When Arthur’s attempt to escape back into the accounting world is thwarted by The Tick showing up (only an hour into his shift, of course), things get even more complicated when Overkill confronts them both. We learn that he, too, is convinced that the Terror is still alive, and wants to take him down. Unfortunately, before any thoughtful conversation can occur about this, Overkill throws The Tick out of a window, as Arthur watches in fear and horror, and the episode abruptly ends. Now, we’re left to wonder if Tick and Overkill can overcome this uncomfortable first meeting, and form some type of alliance. As for Arthur, after witnessing this, no one could blame him for wanting to retreat even further, but with so much chaos happening directly in front of him, it’s becoming clear that when The Tick talks about Arthur’s destiny being to become a superhero, he has an undeniable point.

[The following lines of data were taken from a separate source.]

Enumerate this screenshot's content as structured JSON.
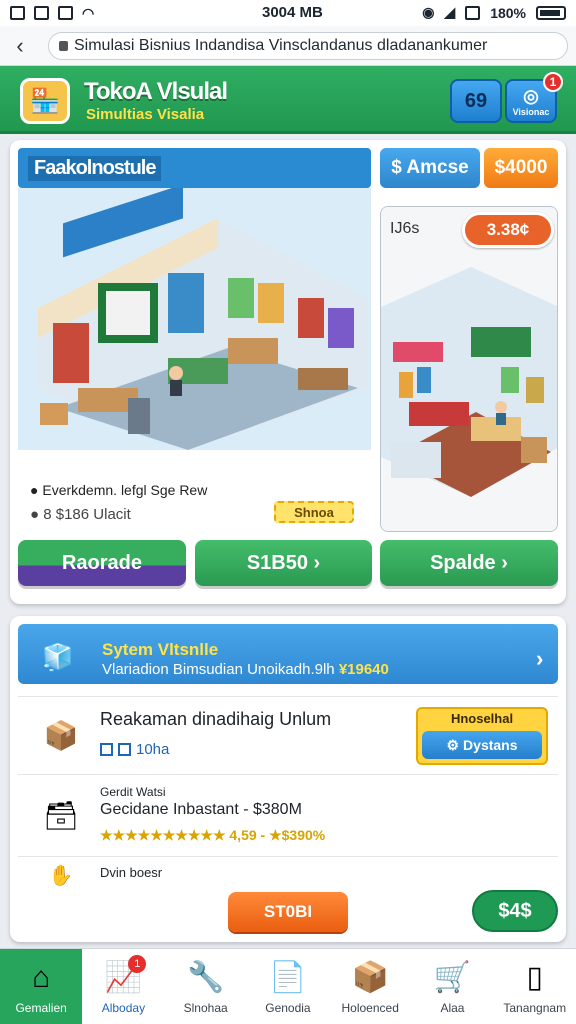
{
  "status": {
    "time": "3004 MB",
    "battery": "180%"
  },
  "browser": {
    "url": "Simulasi Bisnius Indandisa Vinsclandanus dladanankumer"
  },
  "header": {
    "title": "TokoA Vlsulal",
    "subtitle": "Simultias Visalia",
    "button_one": "69",
    "button_two": "Visionac",
    "notification_count": "1",
    "accent_color": "#2fae62"
  },
  "store": {
    "title": "Faakolnostule",
    "pill_blue": "$ Amcse",
    "pill_orange": "$4000",
    "secondary_label": "IJ6s",
    "secondary_price": "3.38¢",
    "info_line1": "Everkdemn. lefgl Sge Rew",
    "info_line2": "8 $186 Ulacit",
    "mini_button": "Shnoa",
    "actions": [
      {
        "label": "Raorade"
      },
      {
        "label": "S1B50 ›"
      },
      {
        "label": "Spalde ›"
      }
    ]
  },
  "system": {
    "title": "Sytem Vltsnlle",
    "subtitle": "Vlariadion Bimsudian Unoikadh.9lh",
    "subtitle_value": "¥19640",
    "rows": [
      {
        "title": "Reakaman dinadihaig Unlum",
        "sub": "10ha",
        "box_label": "Hnoselhal",
        "box_button": "Dystans"
      },
      {
        "title": "Gerdit Watsi",
        "sub": "Gecidane Inbastant - $380M",
        "stars": "★★★★★★★★★★ 4,59 - ★$390%"
      },
      {
        "title": "Dvin boesr"
      }
    ]
  },
  "footer": {
    "stock_button": "ST0BI",
    "money": "$4$"
  },
  "nav": {
    "items": [
      {
        "label": "Gemalien",
        "icon": "home-icon"
      },
      {
        "label": "Alboday",
        "icon": "chart-icon",
        "badge": "1"
      },
      {
        "label": "Slnohaa",
        "icon": "tools-icon"
      },
      {
        "label": "Genodia",
        "icon": "document-icon"
      },
      {
        "label": "Holoenced",
        "icon": "box-icon"
      },
      {
        "label": "Alaa",
        "icon": "cart-icon"
      },
      {
        "label": "Tanangnam",
        "icon": "stock-icon"
      }
    ]
  }
}
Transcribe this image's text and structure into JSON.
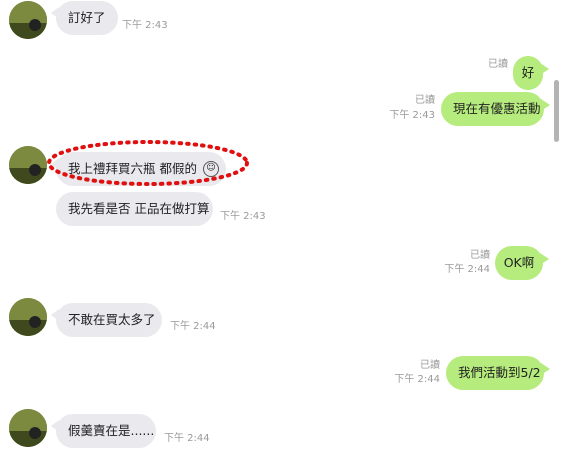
{
  "chat": {
    "messages": [
      {
        "type": "in",
        "text": "訂好了",
        "time": "下午 2:43"
      },
      {
        "type": "out",
        "text": "好",
        "read": "已讀"
      },
      {
        "type": "out",
        "text": "現在有優惠活動",
        "read": "已讀",
        "time": "下午 2:43"
      },
      {
        "type": "in",
        "text": "我上禮拜買六瓶 都假的",
        "icon": "sticker-face-icon"
      },
      {
        "type": "in",
        "text": "我先看是否 正品在做打算",
        "time": "下午 2:43"
      },
      {
        "type": "out",
        "text": "OK啊",
        "read": "已讀",
        "time": "下午 2:44"
      },
      {
        "type": "in",
        "text": "不敢在買太多了",
        "time": "下午 2:44"
      },
      {
        "type": "out",
        "text": "我們活動到5/2",
        "read": "已讀",
        "time": "下午 2:44"
      },
      {
        "type": "in",
        "text": "假羹賣在是......",
        "time": "下午 2:44"
      }
    ]
  },
  "colors": {
    "incoming_bubble": "#e9e9ee",
    "outgoing_bubble": "#b6ec7d",
    "highlight_ring": "#e01010",
    "meta_text": "#9a9a9a"
  }
}
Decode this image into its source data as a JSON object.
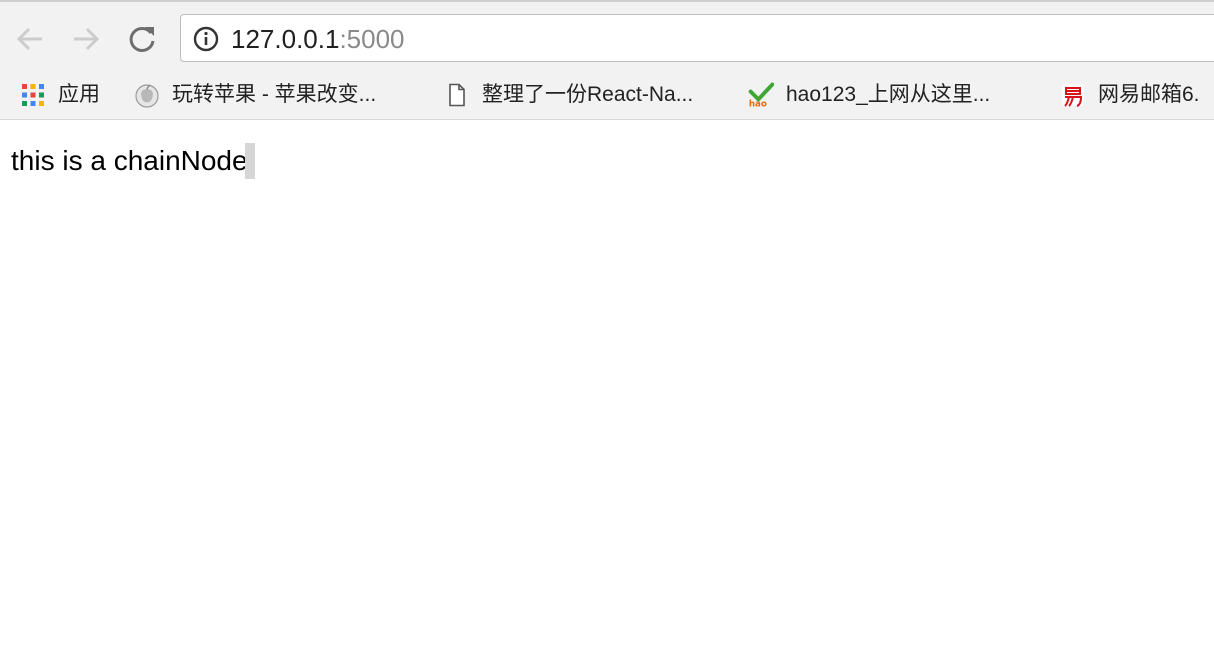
{
  "browser": {
    "url_host": "127.0.0.1",
    "url_port": ":5000"
  },
  "bookmarks": [
    {
      "label": "应用",
      "icon": "apps-grid-icon"
    },
    {
      "label": "玩转苹果 - 苹果改变...",
      "icon": "apple-favicon-icon"
    },
    {
      "label": "整理了一份React-Na...",
      "icon": "page-icon"
    },
    {
      "label": "hao123_上网从这里...",
      "icon": "hao123-logo-icon"
    },
    {
      "label": "网易邮箱6.",
      "icon": "netease-mail-icon"
    }
  ],
  "page": {
    "text": "this is a chainNode!"
  },
  "colors": {
    "toolbar_bg": "#f2f2f2",
    "url_port": "#8a8a8a",
    "nav_disabled": "#cccccc",
    "nav_enabled": "#6e6e6e"
  }
}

“Secret/Identity” wasn’t quite as funny as the first two episodes, save for the bits with Jergen, but it made up for it by being interesting, and developing the dynamics between characters. What we’re seeing is that no one really wants to work with anybody. Arthur, the Tick, and now Overkill all have The Terror in their sights, but it’ll be difficult to any mutual trust to occur. Likewise, Ramses’ poor treatment of Lint looks to destroy what’s left of the already diminished Pyramid Gang.. The primary question now is who can trust who, and which alliances can produce the best results. After three episodes, The Tick has done a wonderful job setting us up for some intense conflicts going forward.
- Anyone else notice that The Terror sounds a bit like one of the random nursing home patients on The Simpsons? I keep expecting him to ask why Krusty Burger doesn’t have soft-boiled eggs.
- Apparently, Ramses drinking Vitamin Water in the last episode wasn’t just a fluke. He has a tomb-shaped refrigerator full of it. Can a 50 Cent cameo be far off?
- Dot is only seen briefly in this episode, but it’s clear that her role is about to expand. When caring for one of the henchmen attacked by The Tick, he mentions that he was attacked by a “big blue bug.” Doesn’t take her long to put two and two together.